··· Records shown

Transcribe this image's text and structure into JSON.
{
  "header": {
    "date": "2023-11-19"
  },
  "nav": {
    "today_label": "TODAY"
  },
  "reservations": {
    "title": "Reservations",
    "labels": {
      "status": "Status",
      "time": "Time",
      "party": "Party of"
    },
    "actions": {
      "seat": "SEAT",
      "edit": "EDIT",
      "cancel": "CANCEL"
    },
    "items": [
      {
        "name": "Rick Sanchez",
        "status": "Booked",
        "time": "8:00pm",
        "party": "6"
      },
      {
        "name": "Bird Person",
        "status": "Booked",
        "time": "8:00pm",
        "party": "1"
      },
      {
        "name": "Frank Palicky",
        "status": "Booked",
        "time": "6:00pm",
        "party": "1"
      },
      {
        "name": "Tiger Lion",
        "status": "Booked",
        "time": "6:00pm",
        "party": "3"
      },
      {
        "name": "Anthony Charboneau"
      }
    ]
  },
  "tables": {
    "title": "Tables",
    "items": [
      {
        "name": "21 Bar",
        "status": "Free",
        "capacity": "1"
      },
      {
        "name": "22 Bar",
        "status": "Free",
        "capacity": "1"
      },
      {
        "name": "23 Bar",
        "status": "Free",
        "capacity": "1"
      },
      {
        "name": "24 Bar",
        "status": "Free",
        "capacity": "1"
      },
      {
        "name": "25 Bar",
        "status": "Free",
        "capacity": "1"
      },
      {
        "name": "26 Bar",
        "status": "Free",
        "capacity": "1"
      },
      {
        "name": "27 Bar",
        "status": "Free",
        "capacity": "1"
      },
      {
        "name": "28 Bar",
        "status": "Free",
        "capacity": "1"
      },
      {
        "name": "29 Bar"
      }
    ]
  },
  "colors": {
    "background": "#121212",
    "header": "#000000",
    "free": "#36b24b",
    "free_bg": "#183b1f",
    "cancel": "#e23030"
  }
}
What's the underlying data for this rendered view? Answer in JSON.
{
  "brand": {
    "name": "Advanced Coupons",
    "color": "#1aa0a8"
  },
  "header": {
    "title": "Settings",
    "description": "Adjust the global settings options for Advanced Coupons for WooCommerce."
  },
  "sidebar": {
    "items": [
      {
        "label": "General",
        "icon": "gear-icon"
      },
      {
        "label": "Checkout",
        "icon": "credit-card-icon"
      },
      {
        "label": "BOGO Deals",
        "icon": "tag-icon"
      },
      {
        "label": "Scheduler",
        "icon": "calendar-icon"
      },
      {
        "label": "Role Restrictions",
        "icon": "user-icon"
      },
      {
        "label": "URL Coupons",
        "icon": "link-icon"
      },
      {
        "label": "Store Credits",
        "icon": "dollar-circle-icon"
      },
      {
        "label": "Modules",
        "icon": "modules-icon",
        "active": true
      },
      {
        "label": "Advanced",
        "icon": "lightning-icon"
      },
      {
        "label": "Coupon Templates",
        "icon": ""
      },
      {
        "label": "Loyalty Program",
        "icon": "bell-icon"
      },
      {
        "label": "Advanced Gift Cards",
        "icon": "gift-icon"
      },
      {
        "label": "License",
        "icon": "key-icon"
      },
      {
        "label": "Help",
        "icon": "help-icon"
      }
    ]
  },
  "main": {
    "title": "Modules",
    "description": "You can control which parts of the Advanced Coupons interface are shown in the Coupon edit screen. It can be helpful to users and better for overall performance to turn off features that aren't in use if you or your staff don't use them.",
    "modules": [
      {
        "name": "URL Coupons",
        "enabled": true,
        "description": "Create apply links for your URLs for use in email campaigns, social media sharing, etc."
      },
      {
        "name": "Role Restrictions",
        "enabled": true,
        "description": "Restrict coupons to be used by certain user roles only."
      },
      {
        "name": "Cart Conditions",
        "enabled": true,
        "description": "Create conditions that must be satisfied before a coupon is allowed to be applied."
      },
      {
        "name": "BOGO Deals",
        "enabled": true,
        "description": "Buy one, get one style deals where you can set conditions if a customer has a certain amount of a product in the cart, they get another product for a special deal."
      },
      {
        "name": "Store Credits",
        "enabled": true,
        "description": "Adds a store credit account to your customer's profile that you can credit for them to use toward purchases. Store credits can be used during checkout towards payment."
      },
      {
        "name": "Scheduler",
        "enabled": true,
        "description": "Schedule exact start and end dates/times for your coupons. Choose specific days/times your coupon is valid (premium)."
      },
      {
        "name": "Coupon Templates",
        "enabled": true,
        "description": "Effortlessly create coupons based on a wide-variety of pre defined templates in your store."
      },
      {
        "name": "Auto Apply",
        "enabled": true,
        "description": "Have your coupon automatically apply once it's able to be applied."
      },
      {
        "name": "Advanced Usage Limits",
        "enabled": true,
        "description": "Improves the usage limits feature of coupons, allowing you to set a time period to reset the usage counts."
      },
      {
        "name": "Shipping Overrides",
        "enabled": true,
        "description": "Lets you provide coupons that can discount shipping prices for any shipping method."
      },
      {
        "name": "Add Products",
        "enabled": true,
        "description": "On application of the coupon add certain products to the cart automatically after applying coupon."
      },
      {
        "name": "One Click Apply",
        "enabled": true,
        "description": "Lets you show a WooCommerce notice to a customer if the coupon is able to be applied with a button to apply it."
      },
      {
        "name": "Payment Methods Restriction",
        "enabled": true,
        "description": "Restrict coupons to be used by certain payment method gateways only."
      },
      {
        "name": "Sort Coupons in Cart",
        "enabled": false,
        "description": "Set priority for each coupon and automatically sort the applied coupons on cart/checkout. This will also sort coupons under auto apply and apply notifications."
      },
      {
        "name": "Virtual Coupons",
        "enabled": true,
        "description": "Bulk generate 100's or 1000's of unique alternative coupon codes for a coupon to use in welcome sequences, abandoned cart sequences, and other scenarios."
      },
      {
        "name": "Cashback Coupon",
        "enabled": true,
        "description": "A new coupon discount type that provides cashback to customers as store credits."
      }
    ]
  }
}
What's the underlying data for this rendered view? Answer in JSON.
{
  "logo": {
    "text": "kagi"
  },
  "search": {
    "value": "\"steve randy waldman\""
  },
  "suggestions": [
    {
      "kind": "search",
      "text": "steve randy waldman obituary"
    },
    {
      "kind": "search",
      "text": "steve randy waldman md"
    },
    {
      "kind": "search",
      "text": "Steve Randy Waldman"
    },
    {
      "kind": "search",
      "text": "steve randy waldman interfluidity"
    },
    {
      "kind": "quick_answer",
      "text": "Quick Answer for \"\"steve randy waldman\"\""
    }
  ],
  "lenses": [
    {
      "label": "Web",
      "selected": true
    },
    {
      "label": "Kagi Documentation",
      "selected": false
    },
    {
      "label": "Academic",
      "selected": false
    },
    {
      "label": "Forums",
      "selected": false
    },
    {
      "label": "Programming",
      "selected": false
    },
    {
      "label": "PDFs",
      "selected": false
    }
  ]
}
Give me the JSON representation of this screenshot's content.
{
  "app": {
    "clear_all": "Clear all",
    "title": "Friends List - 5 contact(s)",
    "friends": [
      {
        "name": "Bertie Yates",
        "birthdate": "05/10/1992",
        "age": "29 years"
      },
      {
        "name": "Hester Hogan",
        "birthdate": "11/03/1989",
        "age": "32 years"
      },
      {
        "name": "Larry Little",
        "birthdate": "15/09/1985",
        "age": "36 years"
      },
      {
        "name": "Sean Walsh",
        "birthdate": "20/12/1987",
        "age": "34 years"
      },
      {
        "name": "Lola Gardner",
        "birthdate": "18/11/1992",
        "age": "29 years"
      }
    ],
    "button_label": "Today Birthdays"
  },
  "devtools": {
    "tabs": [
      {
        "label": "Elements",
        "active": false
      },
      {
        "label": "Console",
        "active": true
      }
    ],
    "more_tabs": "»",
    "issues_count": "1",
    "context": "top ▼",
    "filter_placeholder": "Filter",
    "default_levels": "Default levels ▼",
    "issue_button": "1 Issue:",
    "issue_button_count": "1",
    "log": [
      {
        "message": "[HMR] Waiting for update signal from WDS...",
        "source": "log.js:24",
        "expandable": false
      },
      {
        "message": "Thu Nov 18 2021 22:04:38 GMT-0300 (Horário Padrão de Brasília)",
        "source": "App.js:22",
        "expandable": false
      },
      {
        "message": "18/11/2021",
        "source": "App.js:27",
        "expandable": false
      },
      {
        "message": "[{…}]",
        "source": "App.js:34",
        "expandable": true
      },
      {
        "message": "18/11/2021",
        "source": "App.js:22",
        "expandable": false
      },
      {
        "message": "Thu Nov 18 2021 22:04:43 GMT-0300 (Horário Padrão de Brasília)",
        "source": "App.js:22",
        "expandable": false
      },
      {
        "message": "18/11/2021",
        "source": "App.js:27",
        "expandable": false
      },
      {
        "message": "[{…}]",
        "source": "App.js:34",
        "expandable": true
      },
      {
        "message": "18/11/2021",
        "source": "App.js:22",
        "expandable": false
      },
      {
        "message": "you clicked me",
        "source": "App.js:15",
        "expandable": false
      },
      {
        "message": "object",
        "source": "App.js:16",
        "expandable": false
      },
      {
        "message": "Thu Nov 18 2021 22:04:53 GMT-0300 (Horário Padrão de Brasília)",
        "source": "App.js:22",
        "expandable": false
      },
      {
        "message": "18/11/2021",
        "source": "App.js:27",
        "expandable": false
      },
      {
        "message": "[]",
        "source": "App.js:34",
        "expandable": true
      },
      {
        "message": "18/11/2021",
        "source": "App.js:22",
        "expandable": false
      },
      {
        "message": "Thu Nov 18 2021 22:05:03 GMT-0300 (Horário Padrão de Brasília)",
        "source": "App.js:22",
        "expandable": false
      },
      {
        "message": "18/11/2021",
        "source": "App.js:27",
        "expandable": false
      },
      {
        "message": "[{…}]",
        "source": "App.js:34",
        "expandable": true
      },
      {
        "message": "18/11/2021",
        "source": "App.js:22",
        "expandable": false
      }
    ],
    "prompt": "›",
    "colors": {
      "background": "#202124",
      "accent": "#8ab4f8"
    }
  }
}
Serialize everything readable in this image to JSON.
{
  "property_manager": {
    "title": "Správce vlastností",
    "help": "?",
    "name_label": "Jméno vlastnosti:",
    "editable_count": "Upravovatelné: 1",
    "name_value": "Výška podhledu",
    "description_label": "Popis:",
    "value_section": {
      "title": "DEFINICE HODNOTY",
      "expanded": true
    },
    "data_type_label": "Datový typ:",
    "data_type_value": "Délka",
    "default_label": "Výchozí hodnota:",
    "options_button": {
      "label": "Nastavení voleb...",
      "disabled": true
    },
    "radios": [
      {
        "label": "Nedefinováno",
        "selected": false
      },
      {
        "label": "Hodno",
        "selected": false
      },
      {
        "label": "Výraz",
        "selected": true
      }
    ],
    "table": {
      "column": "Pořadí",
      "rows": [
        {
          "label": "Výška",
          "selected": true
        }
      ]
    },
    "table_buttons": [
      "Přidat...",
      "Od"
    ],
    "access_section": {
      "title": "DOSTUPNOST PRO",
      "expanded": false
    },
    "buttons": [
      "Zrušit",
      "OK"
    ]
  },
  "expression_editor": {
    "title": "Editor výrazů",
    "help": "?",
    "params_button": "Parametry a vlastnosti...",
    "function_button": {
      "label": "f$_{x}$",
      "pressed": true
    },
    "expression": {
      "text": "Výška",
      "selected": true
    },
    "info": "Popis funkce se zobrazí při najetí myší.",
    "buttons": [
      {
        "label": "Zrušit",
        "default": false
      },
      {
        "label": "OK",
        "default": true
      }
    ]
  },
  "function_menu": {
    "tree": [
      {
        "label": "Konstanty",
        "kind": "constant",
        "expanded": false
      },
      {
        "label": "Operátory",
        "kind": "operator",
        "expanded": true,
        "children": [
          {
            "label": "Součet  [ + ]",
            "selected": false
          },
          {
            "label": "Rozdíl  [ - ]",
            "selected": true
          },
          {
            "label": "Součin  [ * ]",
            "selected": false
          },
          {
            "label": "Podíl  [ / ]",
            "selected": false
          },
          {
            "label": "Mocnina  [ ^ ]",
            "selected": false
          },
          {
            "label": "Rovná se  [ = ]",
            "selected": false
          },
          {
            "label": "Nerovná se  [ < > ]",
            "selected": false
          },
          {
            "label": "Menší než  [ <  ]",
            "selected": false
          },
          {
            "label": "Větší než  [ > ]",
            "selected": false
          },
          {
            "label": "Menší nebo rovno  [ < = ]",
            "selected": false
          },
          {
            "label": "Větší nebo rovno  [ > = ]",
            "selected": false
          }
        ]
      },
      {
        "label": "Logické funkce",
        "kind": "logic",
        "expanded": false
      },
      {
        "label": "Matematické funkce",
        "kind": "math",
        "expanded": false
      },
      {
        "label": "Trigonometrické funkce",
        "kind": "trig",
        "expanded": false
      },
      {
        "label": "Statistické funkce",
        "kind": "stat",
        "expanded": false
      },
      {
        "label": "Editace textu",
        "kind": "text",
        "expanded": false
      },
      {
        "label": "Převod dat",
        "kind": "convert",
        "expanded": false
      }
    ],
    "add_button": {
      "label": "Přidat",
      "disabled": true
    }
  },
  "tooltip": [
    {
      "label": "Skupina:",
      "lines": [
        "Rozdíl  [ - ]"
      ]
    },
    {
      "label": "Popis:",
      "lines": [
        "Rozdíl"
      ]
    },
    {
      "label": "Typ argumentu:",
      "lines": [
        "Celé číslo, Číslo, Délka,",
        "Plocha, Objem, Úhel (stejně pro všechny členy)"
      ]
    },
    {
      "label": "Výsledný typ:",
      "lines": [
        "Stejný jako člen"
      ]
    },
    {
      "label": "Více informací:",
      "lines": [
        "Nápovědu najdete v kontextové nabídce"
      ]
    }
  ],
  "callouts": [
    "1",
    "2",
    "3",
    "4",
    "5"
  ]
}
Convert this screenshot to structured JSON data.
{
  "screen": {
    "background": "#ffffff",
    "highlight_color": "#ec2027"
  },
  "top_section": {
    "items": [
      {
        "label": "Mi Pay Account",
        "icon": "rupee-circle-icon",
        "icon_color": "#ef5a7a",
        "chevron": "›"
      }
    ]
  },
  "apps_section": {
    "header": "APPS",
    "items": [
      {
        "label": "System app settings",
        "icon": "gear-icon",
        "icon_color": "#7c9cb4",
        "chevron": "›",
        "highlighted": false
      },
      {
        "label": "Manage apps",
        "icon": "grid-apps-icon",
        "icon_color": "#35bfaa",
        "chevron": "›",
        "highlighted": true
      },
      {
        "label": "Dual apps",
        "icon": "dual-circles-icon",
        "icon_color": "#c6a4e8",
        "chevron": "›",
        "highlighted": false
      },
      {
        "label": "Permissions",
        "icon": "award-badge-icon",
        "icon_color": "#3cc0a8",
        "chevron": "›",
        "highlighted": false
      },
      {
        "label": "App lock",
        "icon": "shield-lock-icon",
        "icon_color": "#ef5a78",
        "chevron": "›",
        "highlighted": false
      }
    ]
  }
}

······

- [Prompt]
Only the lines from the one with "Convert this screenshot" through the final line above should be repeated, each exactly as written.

- [Your response]
Convert this screenshot to structured JSON data.
{
  "screen": {
    "background": "#ffffff",
    "highlight_color": "#ec2027"
  },
  "top_section": {
    "items": [
      {
        "label": "Mi Pay Account",
        "icon": "rupee-circle-icon",
        "icon_color": "#ef5a7a",
        "chevron": "›"
      }
    ]
  },
  "apps_section": {
    "header": "APPS",
    "items": [
      {
        "label": "System app settings",
        "icon": "gear-icon",
        "icon_color": "#7c9cb4",
        "chevron": "›",
        "highlighted": false
      },
      {
        "label": "Manage apps",
        "icon": "grid-apps-icon",
        "icon_color": "#35bfaa",
        "chevron": "›",
        "highlighted": true
      },
      {
        "label": "Dual apps",
        "icon": "dual-circles-icon",
        "icon_color": "#c6a4e8",
        "chevron": "›",
        "highlighted": false
      },
      {
        "label": "Permissions",
        "icon": "award-badge-icon",
        "icon_color": "#3cc0a8",
        "chevron": "›",
        "highlighted": false
      },
      {
        "label": "App lock",
        "icon": "shield-lock-icon",
        "icon_color": "#ef5a78",
        "chevron": "›",
        "highlighted": false
      }
    ]
  }
}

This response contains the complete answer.